>>>

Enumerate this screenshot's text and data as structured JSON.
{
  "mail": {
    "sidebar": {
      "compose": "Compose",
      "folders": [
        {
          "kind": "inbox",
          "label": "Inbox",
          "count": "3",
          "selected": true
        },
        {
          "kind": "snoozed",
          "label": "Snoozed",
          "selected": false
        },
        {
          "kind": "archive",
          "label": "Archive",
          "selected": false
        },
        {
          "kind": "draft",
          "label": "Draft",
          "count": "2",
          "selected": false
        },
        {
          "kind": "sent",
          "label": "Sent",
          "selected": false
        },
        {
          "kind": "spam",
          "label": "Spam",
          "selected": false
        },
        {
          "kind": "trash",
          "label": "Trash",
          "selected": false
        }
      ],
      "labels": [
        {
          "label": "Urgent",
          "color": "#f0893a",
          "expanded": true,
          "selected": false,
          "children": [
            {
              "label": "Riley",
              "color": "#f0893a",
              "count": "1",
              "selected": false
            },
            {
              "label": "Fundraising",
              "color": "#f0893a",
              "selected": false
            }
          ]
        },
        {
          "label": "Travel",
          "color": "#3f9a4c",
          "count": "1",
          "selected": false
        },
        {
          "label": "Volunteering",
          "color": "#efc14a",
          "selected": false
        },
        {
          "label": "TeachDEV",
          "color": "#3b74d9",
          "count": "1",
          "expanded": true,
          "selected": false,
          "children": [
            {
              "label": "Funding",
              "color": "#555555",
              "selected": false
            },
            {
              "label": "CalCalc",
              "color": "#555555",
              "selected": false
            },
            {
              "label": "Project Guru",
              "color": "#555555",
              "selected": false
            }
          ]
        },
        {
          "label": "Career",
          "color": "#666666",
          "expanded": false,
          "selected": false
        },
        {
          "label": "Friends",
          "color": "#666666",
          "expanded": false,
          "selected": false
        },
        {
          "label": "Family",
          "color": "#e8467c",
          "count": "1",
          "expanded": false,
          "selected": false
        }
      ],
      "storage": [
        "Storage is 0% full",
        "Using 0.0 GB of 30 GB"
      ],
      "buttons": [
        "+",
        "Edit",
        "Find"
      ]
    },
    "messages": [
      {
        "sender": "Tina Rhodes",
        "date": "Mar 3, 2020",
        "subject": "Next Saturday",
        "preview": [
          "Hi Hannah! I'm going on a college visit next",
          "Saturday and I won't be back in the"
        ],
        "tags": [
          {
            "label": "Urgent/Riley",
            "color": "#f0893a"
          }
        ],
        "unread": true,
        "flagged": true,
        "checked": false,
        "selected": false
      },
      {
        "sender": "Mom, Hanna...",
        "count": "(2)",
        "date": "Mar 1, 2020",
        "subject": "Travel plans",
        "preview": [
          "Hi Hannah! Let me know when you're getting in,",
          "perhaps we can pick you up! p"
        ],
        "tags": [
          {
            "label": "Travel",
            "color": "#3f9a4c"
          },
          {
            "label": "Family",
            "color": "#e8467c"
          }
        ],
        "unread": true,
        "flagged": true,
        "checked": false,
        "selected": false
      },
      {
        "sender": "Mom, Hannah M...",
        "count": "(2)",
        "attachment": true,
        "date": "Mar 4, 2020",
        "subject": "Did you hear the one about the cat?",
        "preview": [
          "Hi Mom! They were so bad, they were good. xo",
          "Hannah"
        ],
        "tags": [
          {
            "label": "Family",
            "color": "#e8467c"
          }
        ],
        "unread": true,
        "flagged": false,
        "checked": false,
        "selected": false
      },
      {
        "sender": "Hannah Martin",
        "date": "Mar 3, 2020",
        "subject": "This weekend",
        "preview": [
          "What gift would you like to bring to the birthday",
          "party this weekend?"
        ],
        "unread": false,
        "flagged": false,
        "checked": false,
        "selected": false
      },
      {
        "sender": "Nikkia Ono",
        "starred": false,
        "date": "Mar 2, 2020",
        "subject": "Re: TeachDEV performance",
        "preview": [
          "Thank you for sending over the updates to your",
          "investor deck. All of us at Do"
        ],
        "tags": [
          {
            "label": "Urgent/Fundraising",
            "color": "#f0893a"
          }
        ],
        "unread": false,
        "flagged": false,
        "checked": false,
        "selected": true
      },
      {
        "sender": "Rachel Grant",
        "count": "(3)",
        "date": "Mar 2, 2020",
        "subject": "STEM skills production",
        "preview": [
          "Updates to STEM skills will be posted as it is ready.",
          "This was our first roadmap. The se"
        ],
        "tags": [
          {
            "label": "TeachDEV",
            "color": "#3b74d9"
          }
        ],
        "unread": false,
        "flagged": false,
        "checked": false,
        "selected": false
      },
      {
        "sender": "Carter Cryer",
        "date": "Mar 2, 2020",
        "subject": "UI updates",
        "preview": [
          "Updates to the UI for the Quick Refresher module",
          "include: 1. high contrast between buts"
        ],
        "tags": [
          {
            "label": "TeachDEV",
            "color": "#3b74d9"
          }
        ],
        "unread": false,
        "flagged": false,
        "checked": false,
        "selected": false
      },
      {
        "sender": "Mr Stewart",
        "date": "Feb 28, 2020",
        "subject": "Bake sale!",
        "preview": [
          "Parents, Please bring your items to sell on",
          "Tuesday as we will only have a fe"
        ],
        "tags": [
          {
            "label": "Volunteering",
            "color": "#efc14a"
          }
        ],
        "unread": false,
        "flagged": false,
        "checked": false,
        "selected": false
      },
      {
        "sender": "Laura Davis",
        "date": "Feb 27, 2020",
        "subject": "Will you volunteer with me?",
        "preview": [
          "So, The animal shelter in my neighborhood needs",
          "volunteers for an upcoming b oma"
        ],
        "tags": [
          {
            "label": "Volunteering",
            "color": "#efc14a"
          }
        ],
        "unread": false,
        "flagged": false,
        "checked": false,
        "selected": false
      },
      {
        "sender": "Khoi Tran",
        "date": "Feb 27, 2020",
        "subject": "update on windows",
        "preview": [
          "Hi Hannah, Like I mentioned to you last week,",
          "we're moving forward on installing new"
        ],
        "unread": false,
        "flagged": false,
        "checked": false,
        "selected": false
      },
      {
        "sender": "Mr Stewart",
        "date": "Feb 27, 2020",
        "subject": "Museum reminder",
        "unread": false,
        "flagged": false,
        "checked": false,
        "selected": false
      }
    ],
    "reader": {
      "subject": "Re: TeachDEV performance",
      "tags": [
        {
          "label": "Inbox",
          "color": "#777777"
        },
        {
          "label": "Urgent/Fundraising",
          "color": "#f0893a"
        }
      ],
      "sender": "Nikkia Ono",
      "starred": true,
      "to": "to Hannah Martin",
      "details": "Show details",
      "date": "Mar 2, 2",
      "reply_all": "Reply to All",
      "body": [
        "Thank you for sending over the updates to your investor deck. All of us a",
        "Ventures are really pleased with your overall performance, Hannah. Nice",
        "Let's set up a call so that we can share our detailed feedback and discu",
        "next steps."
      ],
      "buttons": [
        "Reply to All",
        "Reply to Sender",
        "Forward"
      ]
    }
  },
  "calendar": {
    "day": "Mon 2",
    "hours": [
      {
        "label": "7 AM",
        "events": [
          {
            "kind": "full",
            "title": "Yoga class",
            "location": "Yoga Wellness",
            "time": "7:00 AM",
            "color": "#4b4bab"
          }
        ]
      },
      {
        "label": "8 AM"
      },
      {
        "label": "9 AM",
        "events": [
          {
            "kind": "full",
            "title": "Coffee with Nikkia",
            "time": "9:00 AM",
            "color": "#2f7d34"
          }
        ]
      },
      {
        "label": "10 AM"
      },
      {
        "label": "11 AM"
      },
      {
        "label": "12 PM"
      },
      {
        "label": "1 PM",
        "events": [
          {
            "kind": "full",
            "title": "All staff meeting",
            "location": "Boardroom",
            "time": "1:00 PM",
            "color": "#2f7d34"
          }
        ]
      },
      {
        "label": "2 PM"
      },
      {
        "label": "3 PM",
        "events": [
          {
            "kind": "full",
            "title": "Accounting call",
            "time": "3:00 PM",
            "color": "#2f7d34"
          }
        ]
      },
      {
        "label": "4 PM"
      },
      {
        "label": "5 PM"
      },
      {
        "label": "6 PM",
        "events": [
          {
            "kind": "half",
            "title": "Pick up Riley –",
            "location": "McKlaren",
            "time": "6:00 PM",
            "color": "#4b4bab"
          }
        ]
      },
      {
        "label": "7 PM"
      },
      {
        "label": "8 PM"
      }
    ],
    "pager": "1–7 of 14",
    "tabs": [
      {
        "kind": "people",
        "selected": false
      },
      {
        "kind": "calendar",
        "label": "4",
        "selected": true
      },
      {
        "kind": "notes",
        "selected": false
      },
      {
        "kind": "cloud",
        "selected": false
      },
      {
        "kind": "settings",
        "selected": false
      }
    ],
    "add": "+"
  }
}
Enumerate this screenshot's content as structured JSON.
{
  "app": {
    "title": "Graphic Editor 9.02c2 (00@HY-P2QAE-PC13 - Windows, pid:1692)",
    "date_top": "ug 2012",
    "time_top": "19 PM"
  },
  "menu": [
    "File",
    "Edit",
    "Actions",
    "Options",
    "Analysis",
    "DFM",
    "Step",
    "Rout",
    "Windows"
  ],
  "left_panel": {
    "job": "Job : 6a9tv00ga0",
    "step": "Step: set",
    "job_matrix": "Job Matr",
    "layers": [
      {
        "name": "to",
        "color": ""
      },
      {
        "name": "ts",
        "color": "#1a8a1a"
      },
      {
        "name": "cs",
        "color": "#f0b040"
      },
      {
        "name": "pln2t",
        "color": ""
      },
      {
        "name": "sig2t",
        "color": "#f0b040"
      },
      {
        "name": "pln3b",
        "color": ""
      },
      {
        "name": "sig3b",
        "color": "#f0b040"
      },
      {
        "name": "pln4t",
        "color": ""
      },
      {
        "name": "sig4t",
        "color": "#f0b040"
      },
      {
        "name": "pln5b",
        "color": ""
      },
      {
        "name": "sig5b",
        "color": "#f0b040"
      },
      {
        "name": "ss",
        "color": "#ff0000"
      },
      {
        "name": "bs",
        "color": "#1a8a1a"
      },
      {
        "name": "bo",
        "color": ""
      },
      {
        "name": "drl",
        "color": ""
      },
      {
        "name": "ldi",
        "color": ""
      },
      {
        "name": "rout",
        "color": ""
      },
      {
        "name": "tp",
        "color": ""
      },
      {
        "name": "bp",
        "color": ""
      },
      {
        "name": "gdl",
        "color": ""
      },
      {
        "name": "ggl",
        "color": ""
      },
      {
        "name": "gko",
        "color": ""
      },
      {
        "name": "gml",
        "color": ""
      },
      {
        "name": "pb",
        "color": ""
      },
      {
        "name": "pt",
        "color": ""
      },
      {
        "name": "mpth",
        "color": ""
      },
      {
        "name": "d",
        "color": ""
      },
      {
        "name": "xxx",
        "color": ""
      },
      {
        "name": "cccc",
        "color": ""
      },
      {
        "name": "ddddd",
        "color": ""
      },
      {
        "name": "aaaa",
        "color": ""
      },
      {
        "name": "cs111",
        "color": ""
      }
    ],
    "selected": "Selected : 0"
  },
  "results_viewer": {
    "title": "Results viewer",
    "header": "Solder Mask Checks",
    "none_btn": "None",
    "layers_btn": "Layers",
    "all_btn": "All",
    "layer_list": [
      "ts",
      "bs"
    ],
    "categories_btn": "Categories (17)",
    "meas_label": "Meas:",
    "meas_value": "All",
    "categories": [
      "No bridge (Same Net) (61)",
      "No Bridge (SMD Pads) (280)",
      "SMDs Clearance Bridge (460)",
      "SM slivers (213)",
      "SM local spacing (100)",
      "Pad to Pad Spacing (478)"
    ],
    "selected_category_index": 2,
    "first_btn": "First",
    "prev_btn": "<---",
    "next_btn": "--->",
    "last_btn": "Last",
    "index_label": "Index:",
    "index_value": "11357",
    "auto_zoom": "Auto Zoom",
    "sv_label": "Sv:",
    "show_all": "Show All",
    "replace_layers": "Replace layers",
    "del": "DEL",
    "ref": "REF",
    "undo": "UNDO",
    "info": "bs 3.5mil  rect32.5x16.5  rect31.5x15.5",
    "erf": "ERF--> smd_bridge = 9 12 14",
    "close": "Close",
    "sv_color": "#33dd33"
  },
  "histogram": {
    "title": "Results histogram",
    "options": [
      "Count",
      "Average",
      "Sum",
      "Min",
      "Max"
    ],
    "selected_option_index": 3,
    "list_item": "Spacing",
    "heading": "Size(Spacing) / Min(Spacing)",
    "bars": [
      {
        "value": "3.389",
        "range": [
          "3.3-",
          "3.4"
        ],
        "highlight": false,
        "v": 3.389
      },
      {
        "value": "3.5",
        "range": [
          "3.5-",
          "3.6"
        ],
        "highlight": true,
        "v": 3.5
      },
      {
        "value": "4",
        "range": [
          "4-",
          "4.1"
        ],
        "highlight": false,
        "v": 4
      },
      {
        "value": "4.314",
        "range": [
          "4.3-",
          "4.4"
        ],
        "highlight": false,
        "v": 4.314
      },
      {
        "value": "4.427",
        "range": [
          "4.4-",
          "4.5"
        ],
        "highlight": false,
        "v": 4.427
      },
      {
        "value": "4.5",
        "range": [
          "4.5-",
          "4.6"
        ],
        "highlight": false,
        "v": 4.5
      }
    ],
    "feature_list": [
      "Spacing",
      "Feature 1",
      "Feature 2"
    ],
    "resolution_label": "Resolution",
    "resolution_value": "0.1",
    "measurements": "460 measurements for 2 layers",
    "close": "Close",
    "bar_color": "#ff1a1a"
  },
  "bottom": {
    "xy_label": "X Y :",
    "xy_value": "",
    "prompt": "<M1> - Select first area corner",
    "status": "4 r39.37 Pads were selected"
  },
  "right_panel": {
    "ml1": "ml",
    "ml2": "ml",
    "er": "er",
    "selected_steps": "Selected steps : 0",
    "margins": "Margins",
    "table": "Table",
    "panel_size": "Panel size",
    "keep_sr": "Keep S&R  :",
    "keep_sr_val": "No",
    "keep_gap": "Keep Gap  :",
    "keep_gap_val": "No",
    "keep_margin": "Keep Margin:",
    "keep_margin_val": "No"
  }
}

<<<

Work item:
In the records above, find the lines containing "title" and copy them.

Solution:
            "title": "Yoga class",
            "title": "Coffee with Nikkia",
            "title": "All staff meeting",
            "title": "Accounting call",
            "title": "Pick up Riley –",
    "title": "Graphic Editor 9.02c2 (00@HY-P2QAE-PC13 - Windows, pid:1692)",
    "title": "Results viewer",
    "title": "Results histogram",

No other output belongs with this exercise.